[Component data from apps and pages]
"""

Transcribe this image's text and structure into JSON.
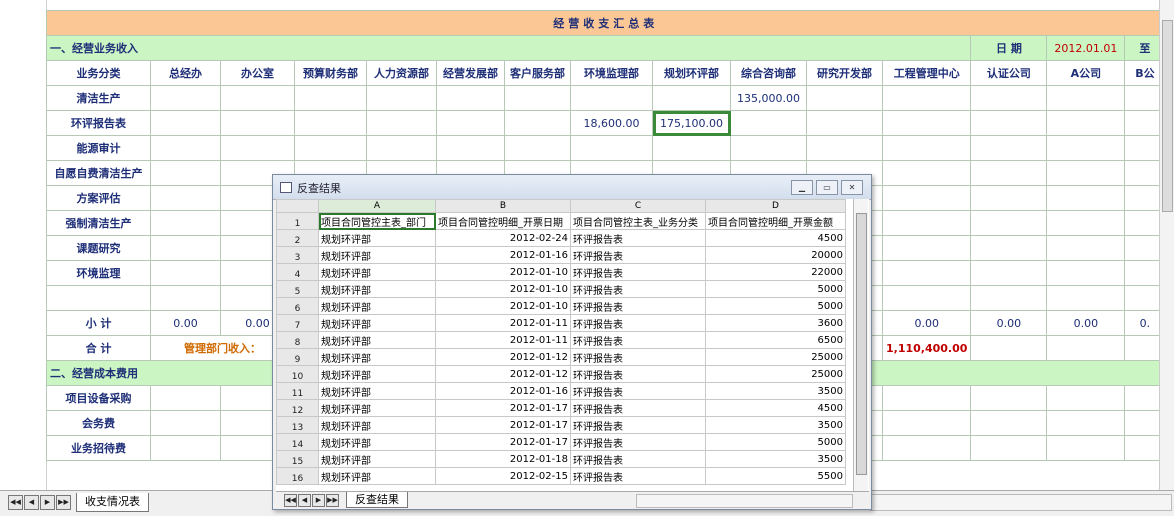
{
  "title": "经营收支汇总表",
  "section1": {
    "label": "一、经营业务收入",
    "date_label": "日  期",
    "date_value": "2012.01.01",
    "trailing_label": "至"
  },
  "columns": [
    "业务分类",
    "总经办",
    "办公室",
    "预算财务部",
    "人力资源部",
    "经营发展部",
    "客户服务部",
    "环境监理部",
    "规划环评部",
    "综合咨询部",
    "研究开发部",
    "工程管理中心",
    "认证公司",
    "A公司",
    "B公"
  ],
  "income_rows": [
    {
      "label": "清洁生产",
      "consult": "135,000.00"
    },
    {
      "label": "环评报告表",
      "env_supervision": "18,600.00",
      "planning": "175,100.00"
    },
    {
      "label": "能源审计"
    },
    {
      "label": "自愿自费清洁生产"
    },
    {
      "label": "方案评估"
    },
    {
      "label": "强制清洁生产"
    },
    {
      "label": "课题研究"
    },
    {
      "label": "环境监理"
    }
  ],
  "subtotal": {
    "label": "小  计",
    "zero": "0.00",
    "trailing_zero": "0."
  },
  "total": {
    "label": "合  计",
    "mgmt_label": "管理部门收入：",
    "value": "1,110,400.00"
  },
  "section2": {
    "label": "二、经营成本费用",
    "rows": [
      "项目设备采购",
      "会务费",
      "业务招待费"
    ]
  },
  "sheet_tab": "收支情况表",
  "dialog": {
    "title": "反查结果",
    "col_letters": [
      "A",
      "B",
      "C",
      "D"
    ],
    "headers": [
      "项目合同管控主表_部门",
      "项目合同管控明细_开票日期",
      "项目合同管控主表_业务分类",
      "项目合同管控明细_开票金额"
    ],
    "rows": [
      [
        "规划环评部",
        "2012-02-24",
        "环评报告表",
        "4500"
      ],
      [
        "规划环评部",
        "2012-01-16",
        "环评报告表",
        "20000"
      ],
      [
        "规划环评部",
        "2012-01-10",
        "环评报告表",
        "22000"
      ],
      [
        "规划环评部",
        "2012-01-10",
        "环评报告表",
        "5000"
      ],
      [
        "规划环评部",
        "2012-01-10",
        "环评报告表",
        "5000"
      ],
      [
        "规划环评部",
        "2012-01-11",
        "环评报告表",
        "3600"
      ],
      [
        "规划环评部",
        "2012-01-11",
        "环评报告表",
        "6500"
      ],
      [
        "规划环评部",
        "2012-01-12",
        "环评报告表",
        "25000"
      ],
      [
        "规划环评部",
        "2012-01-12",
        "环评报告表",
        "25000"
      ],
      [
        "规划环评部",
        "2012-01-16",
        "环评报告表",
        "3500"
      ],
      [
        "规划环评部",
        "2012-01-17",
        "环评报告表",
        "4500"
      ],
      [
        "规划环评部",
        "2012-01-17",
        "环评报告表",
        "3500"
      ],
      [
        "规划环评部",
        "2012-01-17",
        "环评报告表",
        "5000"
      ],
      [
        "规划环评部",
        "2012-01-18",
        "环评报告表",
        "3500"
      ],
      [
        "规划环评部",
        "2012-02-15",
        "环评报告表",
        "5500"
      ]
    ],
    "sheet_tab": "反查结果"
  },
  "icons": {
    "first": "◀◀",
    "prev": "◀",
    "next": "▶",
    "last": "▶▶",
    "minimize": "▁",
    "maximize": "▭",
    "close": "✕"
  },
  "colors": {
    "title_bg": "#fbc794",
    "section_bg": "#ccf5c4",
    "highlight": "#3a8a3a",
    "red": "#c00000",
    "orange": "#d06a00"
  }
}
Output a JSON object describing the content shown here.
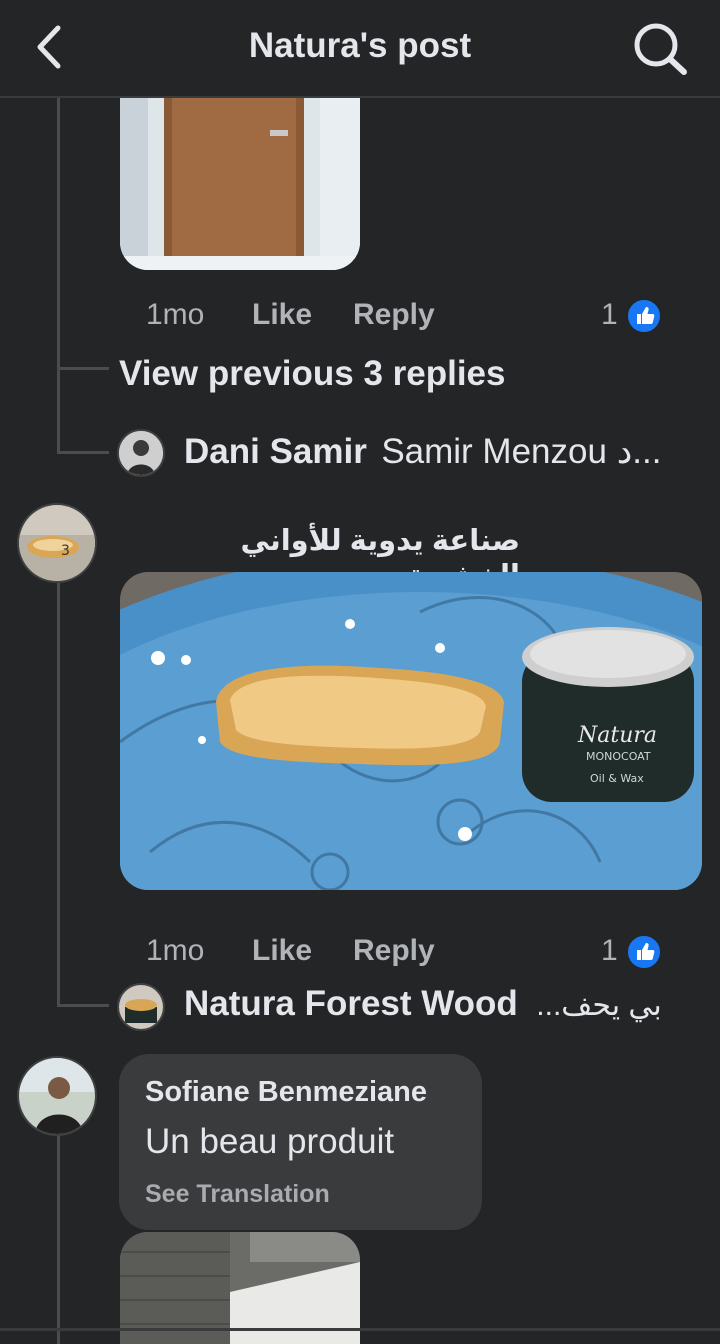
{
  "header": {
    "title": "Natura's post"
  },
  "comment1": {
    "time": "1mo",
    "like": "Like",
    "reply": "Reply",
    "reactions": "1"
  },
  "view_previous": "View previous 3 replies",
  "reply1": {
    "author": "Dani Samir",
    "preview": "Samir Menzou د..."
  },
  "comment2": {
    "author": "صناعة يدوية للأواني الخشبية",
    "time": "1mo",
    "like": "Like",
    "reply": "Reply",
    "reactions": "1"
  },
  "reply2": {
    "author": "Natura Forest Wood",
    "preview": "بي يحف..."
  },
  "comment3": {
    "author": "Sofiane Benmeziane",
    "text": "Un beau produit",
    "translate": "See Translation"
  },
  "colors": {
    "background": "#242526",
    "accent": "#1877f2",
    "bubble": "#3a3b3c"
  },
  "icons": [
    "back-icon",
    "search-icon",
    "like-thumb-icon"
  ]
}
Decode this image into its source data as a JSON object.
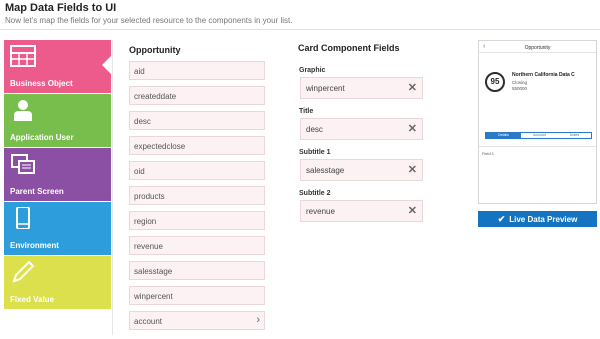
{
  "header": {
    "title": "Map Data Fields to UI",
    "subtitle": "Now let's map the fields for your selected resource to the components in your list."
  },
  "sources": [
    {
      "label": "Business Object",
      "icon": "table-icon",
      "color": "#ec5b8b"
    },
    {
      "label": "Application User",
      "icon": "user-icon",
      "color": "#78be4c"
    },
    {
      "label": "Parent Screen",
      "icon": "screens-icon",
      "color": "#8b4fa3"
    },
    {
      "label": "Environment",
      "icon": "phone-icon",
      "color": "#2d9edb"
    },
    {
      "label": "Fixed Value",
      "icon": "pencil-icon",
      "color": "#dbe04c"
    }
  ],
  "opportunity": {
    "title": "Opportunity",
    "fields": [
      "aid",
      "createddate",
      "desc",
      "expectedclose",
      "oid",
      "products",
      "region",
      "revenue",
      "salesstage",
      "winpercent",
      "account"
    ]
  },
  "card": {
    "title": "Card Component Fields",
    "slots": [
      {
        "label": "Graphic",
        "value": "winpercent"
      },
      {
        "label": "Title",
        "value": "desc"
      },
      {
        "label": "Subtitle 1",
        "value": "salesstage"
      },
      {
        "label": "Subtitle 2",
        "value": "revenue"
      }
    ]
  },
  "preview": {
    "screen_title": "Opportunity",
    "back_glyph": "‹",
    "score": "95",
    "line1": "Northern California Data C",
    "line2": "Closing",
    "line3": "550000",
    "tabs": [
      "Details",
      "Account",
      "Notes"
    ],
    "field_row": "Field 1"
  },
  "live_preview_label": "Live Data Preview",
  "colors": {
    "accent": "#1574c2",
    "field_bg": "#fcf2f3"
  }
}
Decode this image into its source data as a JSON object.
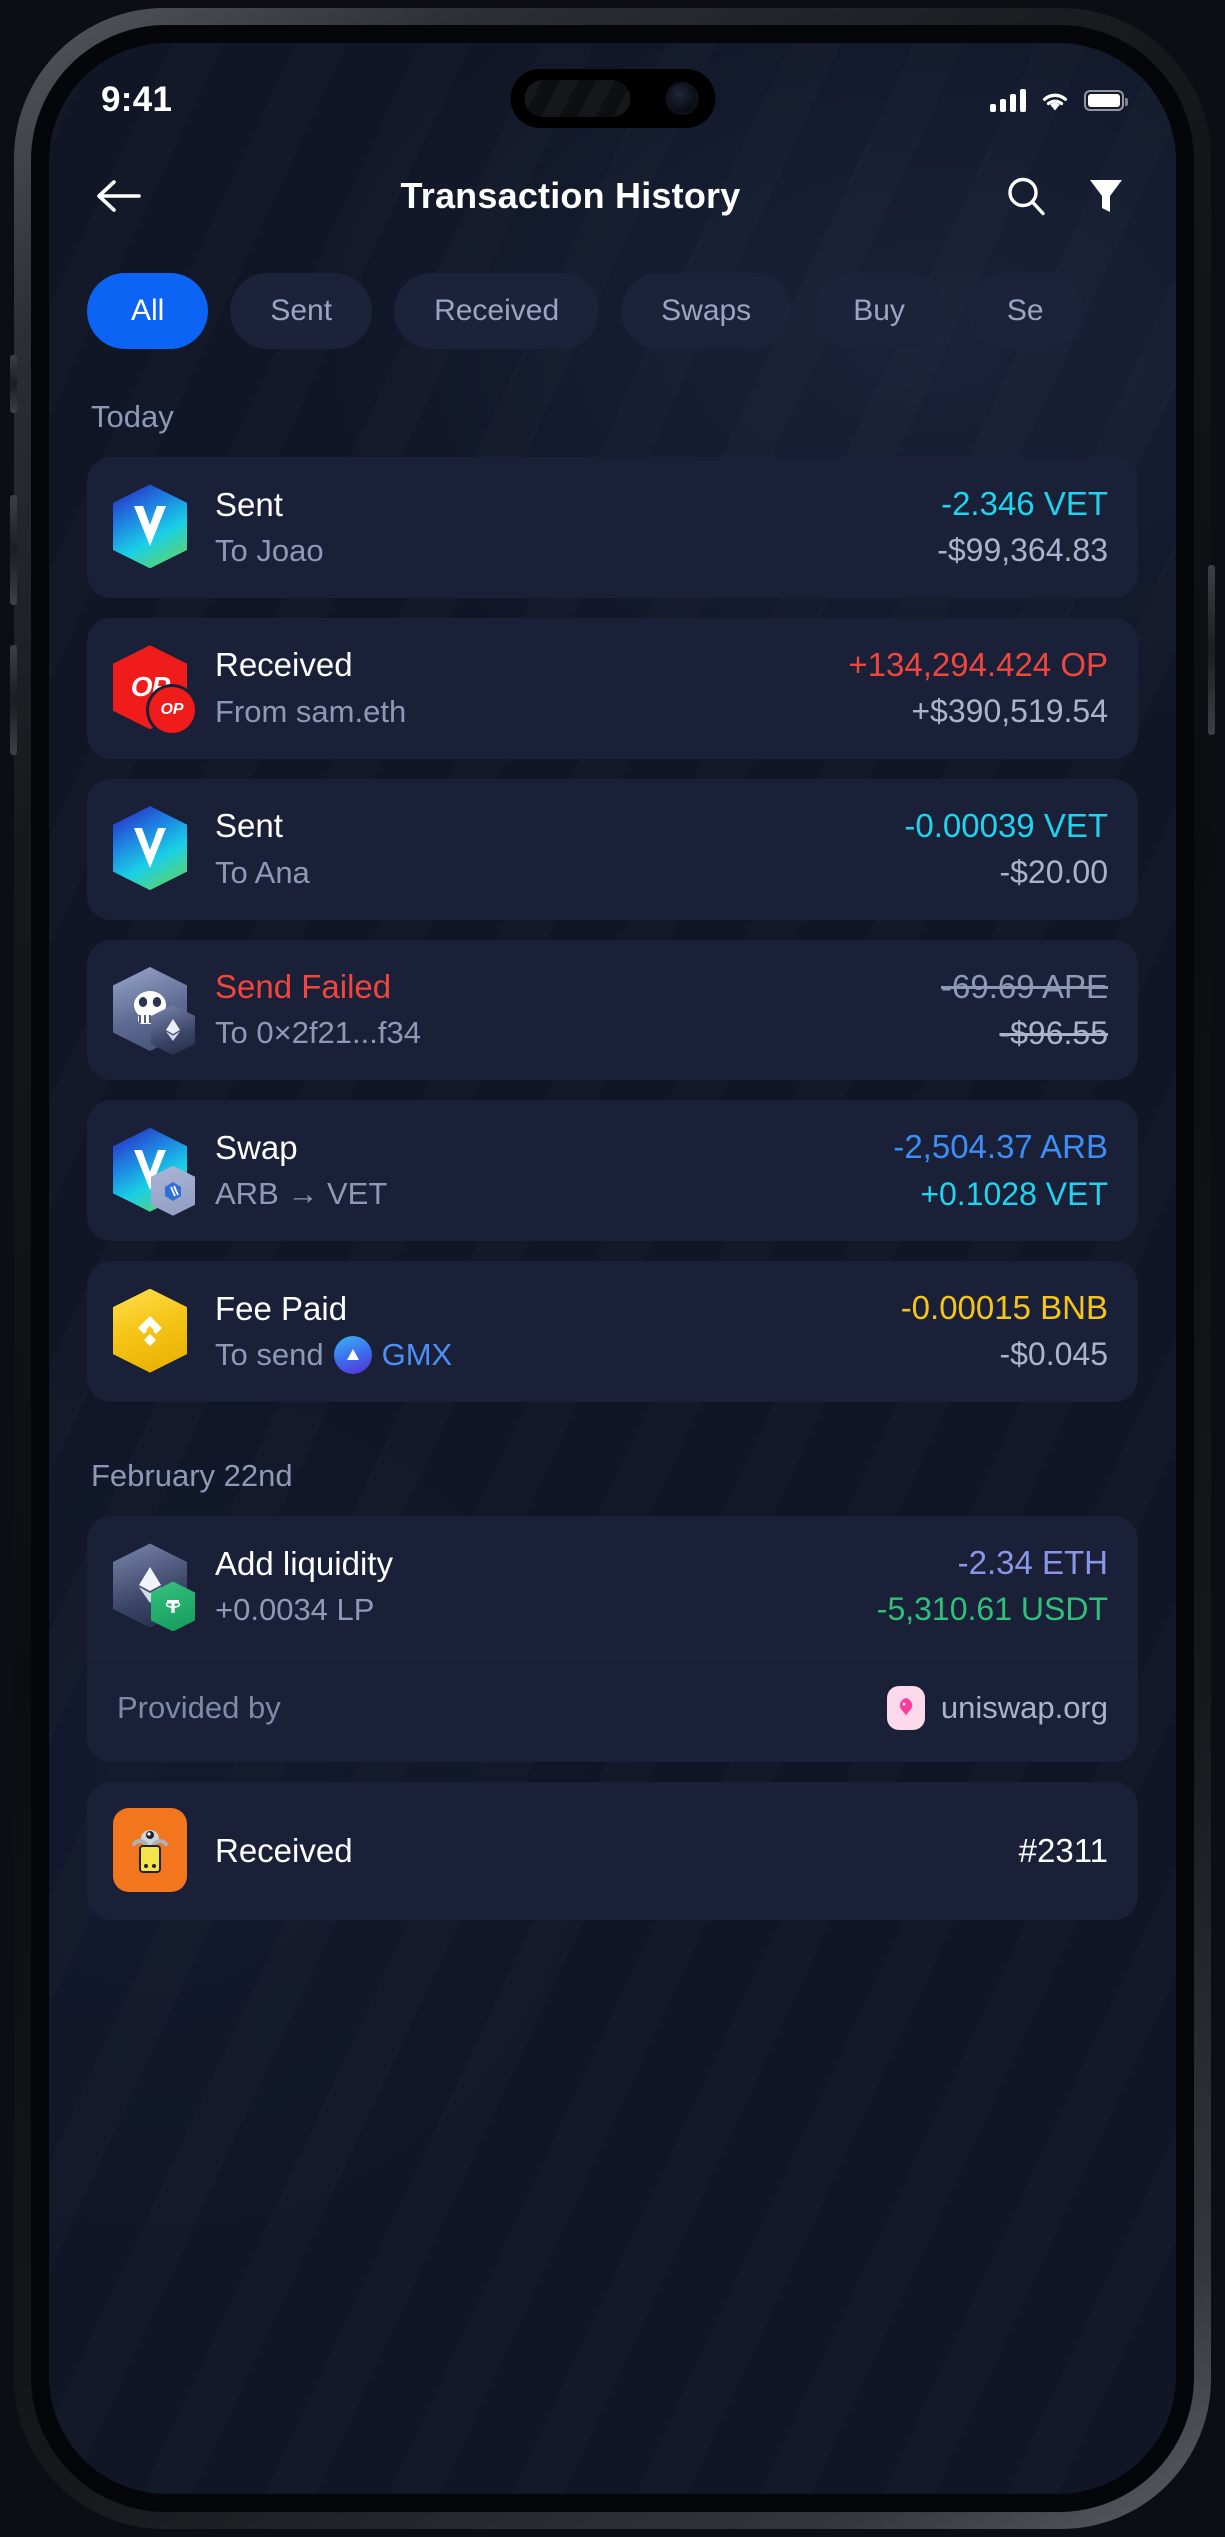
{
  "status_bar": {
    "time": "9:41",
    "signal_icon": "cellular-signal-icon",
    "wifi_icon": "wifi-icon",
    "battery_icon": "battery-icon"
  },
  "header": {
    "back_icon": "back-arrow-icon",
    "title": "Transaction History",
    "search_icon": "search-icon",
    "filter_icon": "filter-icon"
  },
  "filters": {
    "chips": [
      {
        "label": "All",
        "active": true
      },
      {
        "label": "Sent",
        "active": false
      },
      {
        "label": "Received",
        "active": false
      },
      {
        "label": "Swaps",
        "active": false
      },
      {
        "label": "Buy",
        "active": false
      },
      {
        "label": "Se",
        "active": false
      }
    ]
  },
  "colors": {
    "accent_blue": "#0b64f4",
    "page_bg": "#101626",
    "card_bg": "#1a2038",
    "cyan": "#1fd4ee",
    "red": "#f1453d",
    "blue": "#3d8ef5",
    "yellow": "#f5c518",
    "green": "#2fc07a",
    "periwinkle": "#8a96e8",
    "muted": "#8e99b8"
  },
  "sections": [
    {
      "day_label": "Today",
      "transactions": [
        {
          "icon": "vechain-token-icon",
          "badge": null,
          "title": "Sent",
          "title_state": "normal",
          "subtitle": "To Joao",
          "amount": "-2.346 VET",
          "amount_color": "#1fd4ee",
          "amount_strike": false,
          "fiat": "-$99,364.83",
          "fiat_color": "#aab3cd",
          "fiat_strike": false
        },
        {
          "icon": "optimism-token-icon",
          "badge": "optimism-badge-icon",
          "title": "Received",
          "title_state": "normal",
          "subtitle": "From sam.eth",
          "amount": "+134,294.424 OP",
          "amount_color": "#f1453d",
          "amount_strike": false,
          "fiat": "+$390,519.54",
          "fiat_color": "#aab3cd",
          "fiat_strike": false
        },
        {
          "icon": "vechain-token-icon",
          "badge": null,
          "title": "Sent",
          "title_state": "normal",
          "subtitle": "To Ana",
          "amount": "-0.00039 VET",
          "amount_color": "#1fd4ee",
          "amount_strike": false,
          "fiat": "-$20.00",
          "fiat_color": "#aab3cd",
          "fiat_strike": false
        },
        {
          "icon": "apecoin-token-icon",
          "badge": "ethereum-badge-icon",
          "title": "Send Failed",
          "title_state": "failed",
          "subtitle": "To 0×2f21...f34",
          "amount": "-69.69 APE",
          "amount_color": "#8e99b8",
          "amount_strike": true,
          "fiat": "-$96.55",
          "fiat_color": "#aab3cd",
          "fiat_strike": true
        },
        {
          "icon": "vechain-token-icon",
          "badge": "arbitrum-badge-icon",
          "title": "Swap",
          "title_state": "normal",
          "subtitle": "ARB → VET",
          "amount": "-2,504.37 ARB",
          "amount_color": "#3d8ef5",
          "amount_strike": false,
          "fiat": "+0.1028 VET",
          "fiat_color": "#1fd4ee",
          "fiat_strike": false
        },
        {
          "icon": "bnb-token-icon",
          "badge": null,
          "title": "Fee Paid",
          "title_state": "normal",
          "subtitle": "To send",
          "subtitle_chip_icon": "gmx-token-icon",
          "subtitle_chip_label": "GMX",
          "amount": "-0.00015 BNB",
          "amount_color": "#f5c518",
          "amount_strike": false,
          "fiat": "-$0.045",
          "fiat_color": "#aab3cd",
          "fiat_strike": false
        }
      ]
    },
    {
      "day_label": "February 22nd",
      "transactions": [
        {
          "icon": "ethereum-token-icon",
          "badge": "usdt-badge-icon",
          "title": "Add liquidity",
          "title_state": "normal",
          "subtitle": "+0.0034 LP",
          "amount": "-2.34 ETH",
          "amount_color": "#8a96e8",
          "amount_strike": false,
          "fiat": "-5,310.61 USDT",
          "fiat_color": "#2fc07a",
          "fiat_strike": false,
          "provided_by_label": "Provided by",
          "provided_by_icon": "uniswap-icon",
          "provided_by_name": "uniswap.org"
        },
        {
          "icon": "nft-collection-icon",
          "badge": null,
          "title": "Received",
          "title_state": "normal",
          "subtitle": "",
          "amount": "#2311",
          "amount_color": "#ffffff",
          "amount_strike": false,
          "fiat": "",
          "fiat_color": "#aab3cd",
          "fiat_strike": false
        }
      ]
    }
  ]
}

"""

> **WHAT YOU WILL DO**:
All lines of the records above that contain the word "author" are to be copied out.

> **ANSWER FOR THIS EXERCISE**:
    "author": "Dani Samir",
    "author": "صناعة يدوية للأواني الخشبية",
    "author": "Natura Forest Wood",
    "author": "Sofiane Benmeziane",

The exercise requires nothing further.